BEGIN Records to use

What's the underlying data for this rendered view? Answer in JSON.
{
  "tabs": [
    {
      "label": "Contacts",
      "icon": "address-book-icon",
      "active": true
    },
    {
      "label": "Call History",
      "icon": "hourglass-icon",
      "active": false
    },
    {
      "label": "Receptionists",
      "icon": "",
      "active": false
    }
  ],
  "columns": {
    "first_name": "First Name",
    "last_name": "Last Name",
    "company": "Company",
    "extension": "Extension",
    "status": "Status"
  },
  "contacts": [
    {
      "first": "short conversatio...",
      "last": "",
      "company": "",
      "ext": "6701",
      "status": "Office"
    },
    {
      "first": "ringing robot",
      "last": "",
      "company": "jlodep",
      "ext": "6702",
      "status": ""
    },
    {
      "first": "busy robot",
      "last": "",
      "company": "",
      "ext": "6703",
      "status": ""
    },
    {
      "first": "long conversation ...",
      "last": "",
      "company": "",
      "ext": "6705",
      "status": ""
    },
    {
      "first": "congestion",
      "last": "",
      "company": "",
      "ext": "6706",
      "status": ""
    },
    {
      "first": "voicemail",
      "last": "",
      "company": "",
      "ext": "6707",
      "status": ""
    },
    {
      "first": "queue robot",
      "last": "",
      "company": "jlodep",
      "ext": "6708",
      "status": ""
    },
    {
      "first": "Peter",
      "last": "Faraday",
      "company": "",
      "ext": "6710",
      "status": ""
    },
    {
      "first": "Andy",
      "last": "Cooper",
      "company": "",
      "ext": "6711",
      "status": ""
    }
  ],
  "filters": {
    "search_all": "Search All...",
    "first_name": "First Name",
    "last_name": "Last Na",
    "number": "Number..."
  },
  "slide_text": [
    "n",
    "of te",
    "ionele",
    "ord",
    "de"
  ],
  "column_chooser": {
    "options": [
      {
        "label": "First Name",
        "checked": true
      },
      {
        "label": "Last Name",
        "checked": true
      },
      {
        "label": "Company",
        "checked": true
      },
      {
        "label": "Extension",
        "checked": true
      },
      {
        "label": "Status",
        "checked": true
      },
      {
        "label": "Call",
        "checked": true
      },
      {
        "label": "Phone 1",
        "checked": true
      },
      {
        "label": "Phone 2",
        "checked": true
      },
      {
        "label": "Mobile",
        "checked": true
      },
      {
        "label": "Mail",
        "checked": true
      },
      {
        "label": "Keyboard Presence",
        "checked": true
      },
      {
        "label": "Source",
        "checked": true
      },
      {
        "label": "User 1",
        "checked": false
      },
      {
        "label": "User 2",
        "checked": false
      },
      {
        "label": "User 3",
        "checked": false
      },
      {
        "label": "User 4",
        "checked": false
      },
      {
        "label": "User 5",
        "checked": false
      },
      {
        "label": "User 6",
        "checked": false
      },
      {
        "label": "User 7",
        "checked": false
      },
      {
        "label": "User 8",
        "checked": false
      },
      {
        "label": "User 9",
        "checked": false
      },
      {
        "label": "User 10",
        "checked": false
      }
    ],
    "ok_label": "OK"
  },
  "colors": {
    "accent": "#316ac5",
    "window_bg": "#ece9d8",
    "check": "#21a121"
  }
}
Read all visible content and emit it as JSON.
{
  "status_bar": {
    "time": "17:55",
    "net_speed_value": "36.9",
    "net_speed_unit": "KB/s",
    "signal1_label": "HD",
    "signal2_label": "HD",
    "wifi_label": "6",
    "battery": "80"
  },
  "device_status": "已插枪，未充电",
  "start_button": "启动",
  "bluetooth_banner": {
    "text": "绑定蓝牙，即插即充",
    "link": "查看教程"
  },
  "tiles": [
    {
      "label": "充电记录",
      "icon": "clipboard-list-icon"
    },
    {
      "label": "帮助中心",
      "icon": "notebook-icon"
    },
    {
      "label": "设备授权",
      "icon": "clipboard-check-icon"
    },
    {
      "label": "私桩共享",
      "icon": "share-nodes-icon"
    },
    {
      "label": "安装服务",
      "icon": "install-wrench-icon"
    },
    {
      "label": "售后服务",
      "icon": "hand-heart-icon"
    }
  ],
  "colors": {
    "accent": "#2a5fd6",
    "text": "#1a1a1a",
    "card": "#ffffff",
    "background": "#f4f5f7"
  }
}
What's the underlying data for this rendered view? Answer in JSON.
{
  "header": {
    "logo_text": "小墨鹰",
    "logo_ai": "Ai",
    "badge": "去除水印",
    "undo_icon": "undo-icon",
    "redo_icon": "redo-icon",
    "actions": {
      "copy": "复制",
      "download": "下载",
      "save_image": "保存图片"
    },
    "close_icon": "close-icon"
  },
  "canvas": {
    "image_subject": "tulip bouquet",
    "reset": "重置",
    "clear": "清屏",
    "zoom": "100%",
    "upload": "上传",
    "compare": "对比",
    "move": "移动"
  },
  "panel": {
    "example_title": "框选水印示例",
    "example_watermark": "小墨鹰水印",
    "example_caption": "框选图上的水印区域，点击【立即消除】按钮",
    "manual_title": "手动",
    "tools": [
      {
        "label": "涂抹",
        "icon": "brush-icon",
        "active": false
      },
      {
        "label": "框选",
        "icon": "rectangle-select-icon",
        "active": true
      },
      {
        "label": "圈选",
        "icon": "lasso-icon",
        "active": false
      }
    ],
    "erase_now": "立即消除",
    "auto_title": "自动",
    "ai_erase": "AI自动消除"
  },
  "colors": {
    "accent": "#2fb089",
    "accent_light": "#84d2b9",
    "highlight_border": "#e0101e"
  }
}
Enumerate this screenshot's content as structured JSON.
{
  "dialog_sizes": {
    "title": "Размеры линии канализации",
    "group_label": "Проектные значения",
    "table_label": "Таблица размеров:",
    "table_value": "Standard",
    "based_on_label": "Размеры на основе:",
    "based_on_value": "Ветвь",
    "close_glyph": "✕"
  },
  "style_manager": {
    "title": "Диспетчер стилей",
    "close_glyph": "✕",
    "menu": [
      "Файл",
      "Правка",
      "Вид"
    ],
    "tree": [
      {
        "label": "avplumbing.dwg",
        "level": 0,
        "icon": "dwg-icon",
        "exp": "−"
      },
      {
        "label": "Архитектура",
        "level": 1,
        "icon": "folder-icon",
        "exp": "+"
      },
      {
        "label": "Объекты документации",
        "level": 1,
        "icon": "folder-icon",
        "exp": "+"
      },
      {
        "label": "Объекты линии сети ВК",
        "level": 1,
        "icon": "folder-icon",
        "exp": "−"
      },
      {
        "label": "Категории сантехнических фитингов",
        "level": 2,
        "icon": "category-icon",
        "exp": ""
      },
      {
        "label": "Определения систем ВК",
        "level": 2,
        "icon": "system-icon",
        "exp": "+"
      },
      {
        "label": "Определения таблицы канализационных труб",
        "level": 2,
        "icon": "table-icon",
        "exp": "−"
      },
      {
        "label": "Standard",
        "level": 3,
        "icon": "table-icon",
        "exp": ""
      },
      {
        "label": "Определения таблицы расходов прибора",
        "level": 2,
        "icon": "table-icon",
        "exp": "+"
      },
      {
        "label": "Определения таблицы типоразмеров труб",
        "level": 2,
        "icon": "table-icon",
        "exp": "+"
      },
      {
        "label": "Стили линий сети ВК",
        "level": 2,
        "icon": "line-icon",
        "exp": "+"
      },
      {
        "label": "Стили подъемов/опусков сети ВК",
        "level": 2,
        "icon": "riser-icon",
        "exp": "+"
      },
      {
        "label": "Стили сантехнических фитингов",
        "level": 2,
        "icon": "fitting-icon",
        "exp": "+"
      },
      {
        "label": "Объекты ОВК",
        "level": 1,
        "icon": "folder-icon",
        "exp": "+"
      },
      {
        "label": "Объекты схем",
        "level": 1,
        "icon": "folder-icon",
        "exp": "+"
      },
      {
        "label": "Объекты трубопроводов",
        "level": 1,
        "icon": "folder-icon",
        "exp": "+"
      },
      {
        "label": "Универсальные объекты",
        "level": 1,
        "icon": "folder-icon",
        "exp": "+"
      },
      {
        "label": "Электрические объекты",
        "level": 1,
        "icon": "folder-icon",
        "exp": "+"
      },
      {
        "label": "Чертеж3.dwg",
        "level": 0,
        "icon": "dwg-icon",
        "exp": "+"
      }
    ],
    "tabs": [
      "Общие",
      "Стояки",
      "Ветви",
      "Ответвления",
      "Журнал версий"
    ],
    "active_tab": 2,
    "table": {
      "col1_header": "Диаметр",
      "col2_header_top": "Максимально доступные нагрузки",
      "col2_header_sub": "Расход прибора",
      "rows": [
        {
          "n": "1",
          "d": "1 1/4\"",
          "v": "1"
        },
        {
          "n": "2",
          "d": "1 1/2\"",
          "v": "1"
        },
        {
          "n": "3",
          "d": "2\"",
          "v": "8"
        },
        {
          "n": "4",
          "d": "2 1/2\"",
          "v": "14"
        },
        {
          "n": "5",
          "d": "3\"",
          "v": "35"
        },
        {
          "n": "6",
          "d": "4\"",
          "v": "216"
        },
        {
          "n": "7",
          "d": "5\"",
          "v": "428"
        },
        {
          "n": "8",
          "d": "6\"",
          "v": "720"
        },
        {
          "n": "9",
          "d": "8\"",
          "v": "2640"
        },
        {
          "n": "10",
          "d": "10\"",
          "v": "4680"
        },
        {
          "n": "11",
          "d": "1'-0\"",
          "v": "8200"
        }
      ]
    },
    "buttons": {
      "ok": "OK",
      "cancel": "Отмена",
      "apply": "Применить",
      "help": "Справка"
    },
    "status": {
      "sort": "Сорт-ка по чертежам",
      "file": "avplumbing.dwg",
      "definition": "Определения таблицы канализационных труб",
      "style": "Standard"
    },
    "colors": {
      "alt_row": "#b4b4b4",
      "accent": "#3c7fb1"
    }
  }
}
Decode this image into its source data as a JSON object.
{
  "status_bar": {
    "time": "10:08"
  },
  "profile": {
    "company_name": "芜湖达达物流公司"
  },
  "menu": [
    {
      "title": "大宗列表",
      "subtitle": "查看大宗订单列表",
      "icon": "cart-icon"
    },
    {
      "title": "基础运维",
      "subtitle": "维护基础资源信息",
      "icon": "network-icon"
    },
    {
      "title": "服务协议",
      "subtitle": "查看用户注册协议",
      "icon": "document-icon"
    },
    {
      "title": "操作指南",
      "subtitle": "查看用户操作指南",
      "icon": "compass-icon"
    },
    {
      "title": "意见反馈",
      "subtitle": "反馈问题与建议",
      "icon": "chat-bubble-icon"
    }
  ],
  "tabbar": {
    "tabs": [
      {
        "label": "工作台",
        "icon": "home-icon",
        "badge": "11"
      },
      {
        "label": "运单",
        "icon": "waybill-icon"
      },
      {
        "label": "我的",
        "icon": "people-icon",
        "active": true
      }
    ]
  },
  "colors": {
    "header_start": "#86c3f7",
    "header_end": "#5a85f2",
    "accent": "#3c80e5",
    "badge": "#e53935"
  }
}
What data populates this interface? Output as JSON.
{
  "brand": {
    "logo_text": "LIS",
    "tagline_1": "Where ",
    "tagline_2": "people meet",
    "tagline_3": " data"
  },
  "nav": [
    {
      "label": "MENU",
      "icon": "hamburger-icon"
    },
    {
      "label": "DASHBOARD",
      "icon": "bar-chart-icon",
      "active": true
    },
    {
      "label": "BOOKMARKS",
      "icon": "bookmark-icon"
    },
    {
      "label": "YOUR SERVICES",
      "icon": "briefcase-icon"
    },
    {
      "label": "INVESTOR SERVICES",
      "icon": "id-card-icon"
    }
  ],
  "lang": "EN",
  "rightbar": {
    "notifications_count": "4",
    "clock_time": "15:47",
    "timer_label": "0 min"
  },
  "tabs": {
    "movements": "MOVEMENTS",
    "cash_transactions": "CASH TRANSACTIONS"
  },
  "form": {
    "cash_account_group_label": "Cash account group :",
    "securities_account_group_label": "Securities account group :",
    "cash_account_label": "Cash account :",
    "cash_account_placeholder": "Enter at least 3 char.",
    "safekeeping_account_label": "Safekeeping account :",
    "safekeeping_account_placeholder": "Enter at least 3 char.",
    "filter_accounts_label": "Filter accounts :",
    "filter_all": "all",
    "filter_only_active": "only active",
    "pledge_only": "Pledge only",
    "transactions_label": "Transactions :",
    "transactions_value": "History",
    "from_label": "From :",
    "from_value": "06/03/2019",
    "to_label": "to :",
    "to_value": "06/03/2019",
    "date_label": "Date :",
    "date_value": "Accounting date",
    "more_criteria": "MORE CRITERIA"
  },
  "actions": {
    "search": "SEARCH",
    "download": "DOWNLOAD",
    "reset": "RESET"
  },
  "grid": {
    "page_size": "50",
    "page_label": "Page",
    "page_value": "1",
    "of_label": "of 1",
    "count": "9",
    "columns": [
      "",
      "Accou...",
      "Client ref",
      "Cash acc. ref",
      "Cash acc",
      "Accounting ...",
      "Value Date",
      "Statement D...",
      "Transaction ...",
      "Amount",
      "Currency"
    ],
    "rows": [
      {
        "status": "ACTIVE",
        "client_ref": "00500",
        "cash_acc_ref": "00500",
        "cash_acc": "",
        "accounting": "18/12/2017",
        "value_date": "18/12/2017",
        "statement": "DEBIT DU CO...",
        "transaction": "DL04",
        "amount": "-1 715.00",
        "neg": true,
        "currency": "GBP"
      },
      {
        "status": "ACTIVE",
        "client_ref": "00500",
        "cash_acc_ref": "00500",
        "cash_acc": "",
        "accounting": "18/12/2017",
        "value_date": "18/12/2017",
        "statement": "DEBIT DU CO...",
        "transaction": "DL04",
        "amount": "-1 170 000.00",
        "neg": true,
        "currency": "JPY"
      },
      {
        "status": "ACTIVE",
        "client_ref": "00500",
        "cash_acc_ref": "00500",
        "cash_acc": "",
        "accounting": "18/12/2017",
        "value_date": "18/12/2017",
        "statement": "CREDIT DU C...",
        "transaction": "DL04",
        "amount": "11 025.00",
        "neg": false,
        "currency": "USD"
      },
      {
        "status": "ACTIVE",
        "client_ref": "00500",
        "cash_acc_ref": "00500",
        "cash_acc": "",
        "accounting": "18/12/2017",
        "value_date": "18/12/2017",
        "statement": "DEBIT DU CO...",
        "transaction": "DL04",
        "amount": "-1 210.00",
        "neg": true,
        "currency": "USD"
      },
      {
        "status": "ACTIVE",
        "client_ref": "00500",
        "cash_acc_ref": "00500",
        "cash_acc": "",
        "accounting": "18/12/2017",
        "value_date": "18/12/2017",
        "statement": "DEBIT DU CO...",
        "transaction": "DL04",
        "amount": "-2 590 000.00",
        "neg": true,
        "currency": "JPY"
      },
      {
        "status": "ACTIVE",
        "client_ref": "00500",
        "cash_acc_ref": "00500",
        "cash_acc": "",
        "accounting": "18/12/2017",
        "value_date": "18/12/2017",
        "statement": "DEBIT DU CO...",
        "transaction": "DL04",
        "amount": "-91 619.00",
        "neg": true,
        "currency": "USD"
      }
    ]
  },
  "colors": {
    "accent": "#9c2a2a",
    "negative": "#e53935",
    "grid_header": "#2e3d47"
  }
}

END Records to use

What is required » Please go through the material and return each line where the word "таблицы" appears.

Written solution »
        "label": "Определения таблицы канализационных труб",
        "label": "Определения таблицы расходов прибора",
        "label": "Определения таблицы типоразмеров труб",
      "definition": "Определения таблицы канализационных труб",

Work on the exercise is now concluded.